**YOUR ASSIGNMENT**
Print all of the records below again without a single difference.

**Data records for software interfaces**
·····

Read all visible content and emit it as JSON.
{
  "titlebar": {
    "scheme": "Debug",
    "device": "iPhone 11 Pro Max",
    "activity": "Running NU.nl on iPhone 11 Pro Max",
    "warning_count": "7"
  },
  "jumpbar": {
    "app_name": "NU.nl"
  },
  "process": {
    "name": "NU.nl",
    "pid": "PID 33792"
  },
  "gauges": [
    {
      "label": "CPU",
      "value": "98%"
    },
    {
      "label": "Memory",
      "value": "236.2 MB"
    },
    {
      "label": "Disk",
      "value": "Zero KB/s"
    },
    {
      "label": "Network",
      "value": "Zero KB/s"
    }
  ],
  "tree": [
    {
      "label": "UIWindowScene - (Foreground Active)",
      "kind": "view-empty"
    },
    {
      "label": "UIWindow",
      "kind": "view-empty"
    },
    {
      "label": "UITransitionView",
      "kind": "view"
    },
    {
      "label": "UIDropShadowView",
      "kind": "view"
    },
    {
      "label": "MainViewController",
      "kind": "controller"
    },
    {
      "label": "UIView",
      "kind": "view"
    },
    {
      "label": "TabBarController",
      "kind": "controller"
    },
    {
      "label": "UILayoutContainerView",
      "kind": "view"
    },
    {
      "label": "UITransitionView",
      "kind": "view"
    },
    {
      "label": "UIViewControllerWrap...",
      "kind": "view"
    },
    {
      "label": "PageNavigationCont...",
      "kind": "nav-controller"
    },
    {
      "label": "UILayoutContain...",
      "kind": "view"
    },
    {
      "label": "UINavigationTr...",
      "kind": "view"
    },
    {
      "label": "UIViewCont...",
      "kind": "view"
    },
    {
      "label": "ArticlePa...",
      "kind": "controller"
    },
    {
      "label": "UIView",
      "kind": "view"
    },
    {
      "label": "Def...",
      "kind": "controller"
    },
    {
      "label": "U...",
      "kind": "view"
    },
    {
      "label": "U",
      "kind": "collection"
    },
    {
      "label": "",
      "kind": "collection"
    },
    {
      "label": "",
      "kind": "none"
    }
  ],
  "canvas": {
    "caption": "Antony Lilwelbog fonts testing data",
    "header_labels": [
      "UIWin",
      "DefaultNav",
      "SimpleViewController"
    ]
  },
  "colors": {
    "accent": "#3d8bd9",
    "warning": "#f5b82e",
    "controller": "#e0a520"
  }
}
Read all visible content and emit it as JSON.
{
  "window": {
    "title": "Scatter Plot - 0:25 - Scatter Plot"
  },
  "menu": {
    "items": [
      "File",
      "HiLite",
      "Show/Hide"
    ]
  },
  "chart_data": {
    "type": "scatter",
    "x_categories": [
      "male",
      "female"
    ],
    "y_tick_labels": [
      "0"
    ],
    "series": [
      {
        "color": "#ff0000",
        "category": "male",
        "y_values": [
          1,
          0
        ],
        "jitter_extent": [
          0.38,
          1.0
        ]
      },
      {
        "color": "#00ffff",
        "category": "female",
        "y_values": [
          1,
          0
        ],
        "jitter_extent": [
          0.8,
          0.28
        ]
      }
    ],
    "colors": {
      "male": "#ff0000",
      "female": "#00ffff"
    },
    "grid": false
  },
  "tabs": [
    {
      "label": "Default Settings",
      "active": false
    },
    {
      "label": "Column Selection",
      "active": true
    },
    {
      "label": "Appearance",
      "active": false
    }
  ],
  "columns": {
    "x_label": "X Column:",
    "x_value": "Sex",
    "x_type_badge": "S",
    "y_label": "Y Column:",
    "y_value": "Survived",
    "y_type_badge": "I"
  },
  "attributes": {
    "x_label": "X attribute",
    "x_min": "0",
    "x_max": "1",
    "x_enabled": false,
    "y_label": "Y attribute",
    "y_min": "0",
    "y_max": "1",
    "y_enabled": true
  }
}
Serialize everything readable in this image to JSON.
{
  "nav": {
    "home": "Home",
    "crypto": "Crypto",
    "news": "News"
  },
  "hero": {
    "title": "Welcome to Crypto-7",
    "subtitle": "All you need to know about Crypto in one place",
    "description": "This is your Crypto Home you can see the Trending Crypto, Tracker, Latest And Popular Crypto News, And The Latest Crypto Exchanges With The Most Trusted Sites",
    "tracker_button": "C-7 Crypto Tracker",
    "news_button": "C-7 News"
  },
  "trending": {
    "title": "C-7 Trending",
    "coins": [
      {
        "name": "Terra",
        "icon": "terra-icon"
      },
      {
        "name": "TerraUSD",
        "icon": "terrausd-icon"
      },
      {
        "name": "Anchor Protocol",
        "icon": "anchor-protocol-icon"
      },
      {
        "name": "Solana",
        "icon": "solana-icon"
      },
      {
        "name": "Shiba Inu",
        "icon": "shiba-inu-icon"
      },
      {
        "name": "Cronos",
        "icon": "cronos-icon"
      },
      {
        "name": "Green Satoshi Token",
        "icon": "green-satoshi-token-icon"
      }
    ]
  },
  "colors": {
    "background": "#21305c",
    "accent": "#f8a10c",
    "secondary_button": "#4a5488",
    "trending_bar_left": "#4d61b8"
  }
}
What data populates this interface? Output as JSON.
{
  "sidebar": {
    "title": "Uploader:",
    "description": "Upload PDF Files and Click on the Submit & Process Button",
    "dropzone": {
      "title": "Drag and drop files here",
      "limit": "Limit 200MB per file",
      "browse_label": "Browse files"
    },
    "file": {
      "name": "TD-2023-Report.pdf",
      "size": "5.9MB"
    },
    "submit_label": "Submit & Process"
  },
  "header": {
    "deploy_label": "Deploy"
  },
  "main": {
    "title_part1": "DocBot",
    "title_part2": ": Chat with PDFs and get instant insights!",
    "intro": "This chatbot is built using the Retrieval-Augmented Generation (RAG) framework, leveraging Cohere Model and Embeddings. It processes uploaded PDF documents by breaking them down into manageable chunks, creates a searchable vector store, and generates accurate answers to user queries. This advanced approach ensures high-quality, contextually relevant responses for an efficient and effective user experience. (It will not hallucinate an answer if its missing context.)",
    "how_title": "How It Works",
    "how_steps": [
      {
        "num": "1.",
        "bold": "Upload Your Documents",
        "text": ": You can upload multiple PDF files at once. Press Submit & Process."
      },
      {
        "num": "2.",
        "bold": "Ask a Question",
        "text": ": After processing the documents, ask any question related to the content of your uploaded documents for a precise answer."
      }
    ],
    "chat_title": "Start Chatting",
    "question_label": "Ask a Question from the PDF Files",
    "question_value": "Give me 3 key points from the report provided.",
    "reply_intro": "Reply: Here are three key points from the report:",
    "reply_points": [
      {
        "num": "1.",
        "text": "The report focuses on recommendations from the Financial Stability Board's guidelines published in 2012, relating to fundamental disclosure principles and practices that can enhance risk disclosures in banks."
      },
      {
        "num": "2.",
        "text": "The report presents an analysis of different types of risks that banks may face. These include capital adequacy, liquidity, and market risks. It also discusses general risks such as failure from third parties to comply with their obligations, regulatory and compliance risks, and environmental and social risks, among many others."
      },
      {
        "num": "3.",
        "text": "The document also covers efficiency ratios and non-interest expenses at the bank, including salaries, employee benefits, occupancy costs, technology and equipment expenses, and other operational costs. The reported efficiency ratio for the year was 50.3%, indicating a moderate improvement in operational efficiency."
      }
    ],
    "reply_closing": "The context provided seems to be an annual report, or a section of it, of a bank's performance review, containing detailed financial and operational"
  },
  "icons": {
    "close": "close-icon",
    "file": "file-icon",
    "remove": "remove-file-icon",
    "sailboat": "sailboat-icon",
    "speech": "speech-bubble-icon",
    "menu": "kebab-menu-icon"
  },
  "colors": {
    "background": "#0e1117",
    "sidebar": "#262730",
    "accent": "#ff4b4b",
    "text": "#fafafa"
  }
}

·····

**FINISHED EXERCISE**
Read all visible content and emit it as JSON.
{
  "titlebar": {
    "scheme": "Debug",
    "device": "iPhone 11 Pro Max",
    "activity": "Running NU.nl on iPhone 11 Pro Max",
    "warning_count": "7"
  },
  "jumpbar": {
    "app_name": "NU.nl"
  },
  "process": {
    "name": "NU.nl",
    "pid": "PID 33792"
  },
  "gauges": [
    {
      "label": "CPU",
      "value": "98%"
    },
    {
      "label": "Memory",
      "value": "236.2 MB"
    },
    {
      "label": "Disk",
      "value": "Zero KB/s"
    },
    {
      "label": "Network",
      "value": "Zero KB/s"
    }
  ],
  "tree": [
    {
      "label": "UIWindowScene - (Foreground Active)",
      "kind": "view-empty"
    },
    {
      "label": "UIWindow",
      "kind": "view-empty"
    },
    {
      "label": "UITransitionView",
      "kind": "view"
    },
    {
      "label": "UIDropShadowView",
      "kind": "view"
    },
    {
      "label": "MainViewController",
      "kind": "controller"
    },
    {
      "label": "UIView",
      "kind": "view"
    },
    {
      "label": "TabBarController",
      "kind": "controller"
    },
    {
      "label": "UILayoutContainerView",
      "kind": "view"
    },
    {
      "label": "UITransitionView",
      "kind": "view"
    },
    {
      "label": "UIViewControllerWrap...",
      "kind": "view"
    },
    {
      "label": "PageNavigationCont...",
      "kind": "nav-controller"
    },
    {
      "label": "UILayoutContain...",
      "kind": "view"
    },
    {
      "label": "UINavigationTr...",
      "kind": "view"
    },
    {
      "label": "UIViewCont...",
      "kind": "view"
    },
    {
      "label": "ArticlePa...",
      "kind": "controller"
    },
    {
      "label": "UIView",
      "kind": "view"
    },
    {
      "label": "Def...",
      "kind": "controller"
    },
    {
      "label": "U...",
      "kind": "view"
    },
    {
      "label": "U",
      "kind": "collection"
    },
    {
      "label": "",
      "kind": "collection"
    },
    {
      "label": "",
      "kind": "none"
    }
  ],
  "canvas": {
    "caption": "Antony Lilwelbog fonts testing data",
    "header_labels": [
      "UIWin",
      "DefaultNav",
      "SimpleViewController"
    ]
  },
  "colors": {
    "accent": "#3d8bd9",
    "warning": "#f5b82e",
    "controller": "#e0a520"
  }
}
Read all visible content and emit it as JSON.
{
  "window": {
    "title": "Scatter Plot - 0:25 - Scatter Plot"
  },
  "menu": {
    "items": [
      "File",
      "HiLite",
      "Show/Hide"
    ]
  },
  "chart_data": {
    "type": "scatter",
    "x_categories": [
      "male",
      "female"
    ],
    "y_tick_labels": [
      "0"
    ],
    "series": [
      {
        "color": "#ff0000",
        "category": "male",
        "y_values": [
          1,
          0
        ],
        "jitter_extent": [
          0.38,
          1.0
        ]
      },
      {
        "color": "#00ffff",
        "category": "female",
        "y_values": [
          1,
          0
        ],
        "jitter_extent": [
          0.8,
          0.28
        ]
      }
    ],
    "colors": {
      "male": "#ff0000",
      "female": "#00ffff"
    },
    "grid": false
  },
  "tabs": [
    {
      "label": "Default Settings",
      "active": false
    },
    {
      "label": "Column Selection",
      "active": true
    },
    {
      "label": "Appearance",
      "active": false
    }
  ],
  "columns": {
    "x_label": "X Column:",
    "x_value": "Sex",
    "x_type_badge": "S",
    "y_label": "Y Column:",
    "y_value": "Survived",
    "y_type_badge": "I"
  },
  "attributes": {
    "x_label": "X attribute",
    "x_min": "0",
    "x_max": "1",
    "x_enabled": false,
    "y_label": "Y attribute",
    "y_min": "0",
    "y_max": "1",
    "y_enabled": true
  }
}
Serialize everything readable in this image to JSON.
{
  "nav": {
    "home": "Home",
    "crypto": "Crypto",
    "news": "News"
  },
  "hero": {
    "title": "Welcome to Crypto-7",
    "subtitle": "All you need to know about Crypto in one place",
    "description": "This is your Crypto Home you can see the Trending Crypto, Tracker, Latest And Popular Crypto News, And The Latest Crypto Exchanges With The Most Trusted Sites",
    "tracker_button": "C-7 Crypto Tracker",
    "news_button": "C-7 News"
  },
  "trending": {
    "title": "C-7 Trending",
    "coins": [
      {
        "name": "Terra",
        "icon": "terra-icon"
      },
      {
        "name": "TerraUSD",
        "icon": "terrausd-icon"
      },
      {
        "name": "Anchor Protocol",
        "icon": "anchor-protocol-icon"
      },
      {
        "name": "Solana",
        "icon": "solana-icon"
      },
      {
        "name": "Shiba Inu",
        "icon": "shiba-inu-icon"
      },
      {
        "name": "Cronos",
        "icon": "cronos-icon"
      },
      {
        "name": "Green Satoshi Token",
        "icon": "green-satoshi-token-icon"
      }
    ]
  },
  "colors": {
    "background": "#21305c",
    "accent": "#f8a10c",
    "secondary_button": "#4a5488",
    "trending_bar_left": "#4d61b8"
  }
}
What data populates this interface? Output as JSON.
{
  "sidebar": {
    "title": "Uploader:",
    "description": "Upload PDF Files and Click on the Submit & Process Button",
    "dropzone": {
      "title": "Drag and drop files here",
      "limit": "Limit 200MB per file",
      "browse_label": "Browse files"
    },
    "file": {
      "name": "TD-2023-Report.pdf",
      "size": "5.9MB"
    },
    "submit_label": "Submit & Process"
  },
  "header": {
    "deploy_label": "Deploy"
  },
  "main": {
    "title_part1": "DocBot",
    "title_part2": ": Chat with PDFs and get instant insights!",
    "intro": "This chatbot is built using the Retrieval-Augmented Generation (RAG) framework, leveraging Cohere Model and Embeddings. It processes uploaded PDF documents by breaking them down into manageable chunks, creates a searchable vector store, and generates accurate answers to user queries. This advanced approach ensures high-quality, contextually relevant responses for an efficient and effective user experience. (It will not hallucinate an answer if its missing context.)",
    "how_title": "How It Works",
    "how_steps": [
      {
        "num": "1.",
        "bold": "Upload Your Documents",
        "text": ": You can upload multiple PDF files at once. Press Submit & Process."
      },
      {
        "num": "2.",
        "bold": "Ask a Question",
        "text": ": After processing the documents, ask any question related to the content of your uploaded documents for a precise answer."
      }
    ],
    "chat_title": "Start Chatting",
    "question_label": "Ask a Question from the PDF Files",
    "question_value": "Give me 3 key points from the report provided.",
    "reply_intro": "Reply: Here are three key points from the report:",
    "reply_points": [
      {
        "num": "1.",
        "text": "The report focuses on recommendations from the Financial Stability Board's guidelines published in 2012, relating to fundamental disclosure principles and practices that can enhance risk disclosures in banks."
      },
      {
        "num": "2.",
        "text": "The report presents an analysis of different types of risks that banks may face. These include capital adequacy, liquidity, and market risks. It also discusses general risks such as failure from third parties to comply with their obligations, regulatory and compliance risks, and environmental and social risks, among many others."
      },
      {
        "num": "3.",
        "text": "The document also covers efficiency ratios and non-interest expenses at the bank, including salaries, employee benefits, occupancy costs, technology and equipment expenses, and other operational costs. The reported efficiency ratio for the year was 50.3%, indicating a moderate improvement in operational efficiency."
      }
    ],
    "reply_closing": "The context provided seems to be an annual report, or a section of it, of a bank's performance review, containing detailed financial and operational"
  },
  "icons": {
    "close": "close-icon",
    "file": "file-icon",
    "remove": "remove-file-icon",
    "sailboat": "sailboat-icon",
    "speech": "speech-bubble-icon",
    "menu": "kebab-menu-icon"
  },
  "colors": {
    "background": "#0e1117",
    "sidebar": "#262730",
    "accent": "#ff4b4b",
    "text": "#fafafa"
  }
}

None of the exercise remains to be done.